To further your research about aspirin nursing considerations, you can use these sources:
- Burchum, J., & Rosenthal, L. (2018). Lehne’s pharmacology for nursing care (10th ed.). Saunders.
- García Rodríguez, L. A., Martín-Pérez, M., Hennekens, C. H., Rothwell, P. M., & Lanas, A. (2016). Bleeding risk with long-term low-dose aspirin: a systematic review of observational studies. PloS one, 11(8), e0160046.
- Isoardi, K.Z., Henry, C., Harris, K. et al. Activated Charcoal and Bicarbonate for Aspirin Toxicity: a Retrospective Series. J. Med. Toxicol. 18, 30–37 (2022).
- Julian Yaxley & Thomas Litfin (2016) Non-steroidal anti-inflammatories and the development of analgesic nephropathy: a systematic review, Renal Failure, 38:9, 1328-1334

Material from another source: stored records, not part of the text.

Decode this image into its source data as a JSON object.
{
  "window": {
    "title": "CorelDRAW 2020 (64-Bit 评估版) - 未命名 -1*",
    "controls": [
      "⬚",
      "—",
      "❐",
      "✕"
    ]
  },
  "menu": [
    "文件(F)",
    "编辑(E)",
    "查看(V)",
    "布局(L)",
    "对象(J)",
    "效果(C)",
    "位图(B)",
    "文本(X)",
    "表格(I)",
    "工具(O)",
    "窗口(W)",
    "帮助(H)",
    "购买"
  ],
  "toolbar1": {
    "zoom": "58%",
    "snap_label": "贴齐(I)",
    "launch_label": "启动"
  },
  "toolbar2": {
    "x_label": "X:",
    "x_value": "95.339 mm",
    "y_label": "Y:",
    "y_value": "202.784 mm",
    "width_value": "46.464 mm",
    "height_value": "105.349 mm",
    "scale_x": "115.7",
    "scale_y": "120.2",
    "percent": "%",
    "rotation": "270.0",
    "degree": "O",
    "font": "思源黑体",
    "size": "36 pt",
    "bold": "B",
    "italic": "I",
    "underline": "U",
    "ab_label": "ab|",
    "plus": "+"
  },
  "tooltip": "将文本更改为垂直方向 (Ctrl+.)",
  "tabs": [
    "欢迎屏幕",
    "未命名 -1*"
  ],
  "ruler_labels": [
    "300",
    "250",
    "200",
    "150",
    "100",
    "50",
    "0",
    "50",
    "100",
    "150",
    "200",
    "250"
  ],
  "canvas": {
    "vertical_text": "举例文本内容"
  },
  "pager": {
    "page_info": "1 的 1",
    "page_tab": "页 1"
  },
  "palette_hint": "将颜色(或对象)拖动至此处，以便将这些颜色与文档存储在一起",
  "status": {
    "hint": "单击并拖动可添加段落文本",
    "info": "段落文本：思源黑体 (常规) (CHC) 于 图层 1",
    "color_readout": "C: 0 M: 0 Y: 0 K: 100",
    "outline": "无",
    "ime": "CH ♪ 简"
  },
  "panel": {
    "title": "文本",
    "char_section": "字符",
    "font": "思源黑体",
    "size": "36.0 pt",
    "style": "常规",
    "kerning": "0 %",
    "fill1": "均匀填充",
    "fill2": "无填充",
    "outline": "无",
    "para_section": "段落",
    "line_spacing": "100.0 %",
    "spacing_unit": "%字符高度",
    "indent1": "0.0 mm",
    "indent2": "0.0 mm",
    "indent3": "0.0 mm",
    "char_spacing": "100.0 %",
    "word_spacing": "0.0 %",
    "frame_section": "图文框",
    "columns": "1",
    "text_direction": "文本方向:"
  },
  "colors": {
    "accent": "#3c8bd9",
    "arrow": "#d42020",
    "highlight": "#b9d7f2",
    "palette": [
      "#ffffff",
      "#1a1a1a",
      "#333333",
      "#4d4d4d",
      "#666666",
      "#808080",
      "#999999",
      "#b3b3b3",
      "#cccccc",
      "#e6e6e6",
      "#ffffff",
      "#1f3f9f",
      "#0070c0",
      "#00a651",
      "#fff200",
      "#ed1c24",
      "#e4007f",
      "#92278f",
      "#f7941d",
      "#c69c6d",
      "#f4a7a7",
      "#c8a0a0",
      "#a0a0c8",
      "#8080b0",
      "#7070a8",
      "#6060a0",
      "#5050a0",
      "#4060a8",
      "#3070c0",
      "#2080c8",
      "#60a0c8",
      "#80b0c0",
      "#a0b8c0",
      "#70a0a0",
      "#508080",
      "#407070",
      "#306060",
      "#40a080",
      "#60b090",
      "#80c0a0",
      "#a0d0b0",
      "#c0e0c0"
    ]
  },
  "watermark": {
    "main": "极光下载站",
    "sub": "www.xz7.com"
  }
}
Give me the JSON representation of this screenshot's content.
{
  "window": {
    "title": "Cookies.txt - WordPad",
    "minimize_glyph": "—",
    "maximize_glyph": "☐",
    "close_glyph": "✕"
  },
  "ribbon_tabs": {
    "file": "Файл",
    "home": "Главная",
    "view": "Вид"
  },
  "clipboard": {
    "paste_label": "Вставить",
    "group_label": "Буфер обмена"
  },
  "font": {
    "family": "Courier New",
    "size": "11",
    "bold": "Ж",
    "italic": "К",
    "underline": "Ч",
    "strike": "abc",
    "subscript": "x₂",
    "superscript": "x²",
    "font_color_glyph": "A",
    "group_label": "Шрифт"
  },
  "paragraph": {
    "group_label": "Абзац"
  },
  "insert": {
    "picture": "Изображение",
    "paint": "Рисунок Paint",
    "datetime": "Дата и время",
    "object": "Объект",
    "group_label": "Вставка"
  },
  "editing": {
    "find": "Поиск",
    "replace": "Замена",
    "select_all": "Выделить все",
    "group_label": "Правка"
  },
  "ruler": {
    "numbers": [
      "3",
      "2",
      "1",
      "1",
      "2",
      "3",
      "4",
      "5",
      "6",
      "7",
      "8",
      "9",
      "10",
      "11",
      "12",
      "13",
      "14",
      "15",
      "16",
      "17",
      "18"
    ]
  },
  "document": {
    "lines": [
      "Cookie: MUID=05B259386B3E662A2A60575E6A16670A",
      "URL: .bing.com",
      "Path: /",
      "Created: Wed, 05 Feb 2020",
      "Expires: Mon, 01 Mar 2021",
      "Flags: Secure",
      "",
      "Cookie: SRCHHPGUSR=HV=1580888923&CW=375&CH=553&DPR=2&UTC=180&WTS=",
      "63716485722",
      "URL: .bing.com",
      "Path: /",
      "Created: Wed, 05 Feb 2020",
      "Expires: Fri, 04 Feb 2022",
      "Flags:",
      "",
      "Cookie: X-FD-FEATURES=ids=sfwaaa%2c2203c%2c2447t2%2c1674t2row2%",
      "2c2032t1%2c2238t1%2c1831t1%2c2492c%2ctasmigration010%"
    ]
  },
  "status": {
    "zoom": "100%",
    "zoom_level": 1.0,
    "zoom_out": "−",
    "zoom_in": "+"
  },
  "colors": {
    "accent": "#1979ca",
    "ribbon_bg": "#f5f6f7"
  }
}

- Laine, L. (2006). gastrointestinal bleeding with low‐dose aspirin–what’s the risk?. Alimentary pharmacology & therapeutics, 24(6), 897-908.
- Vallaerand, A.H. & Sanoski, C.A. (2019). Davis’s Drug Guide for Nurses. Philadelphia, PA. F. A. Davis Company.
- Vane, J. R., & Botting, R. M. (2003). The mechanism of action of aspirin. Thrombosis research, 110(5-6), 255-258.
- Vane, J. R. (2014). Inhibition of prostaglandin biosynthesis as the mechanism of action of aspirin-like drugs. Adv Biosci, 9, 395-411.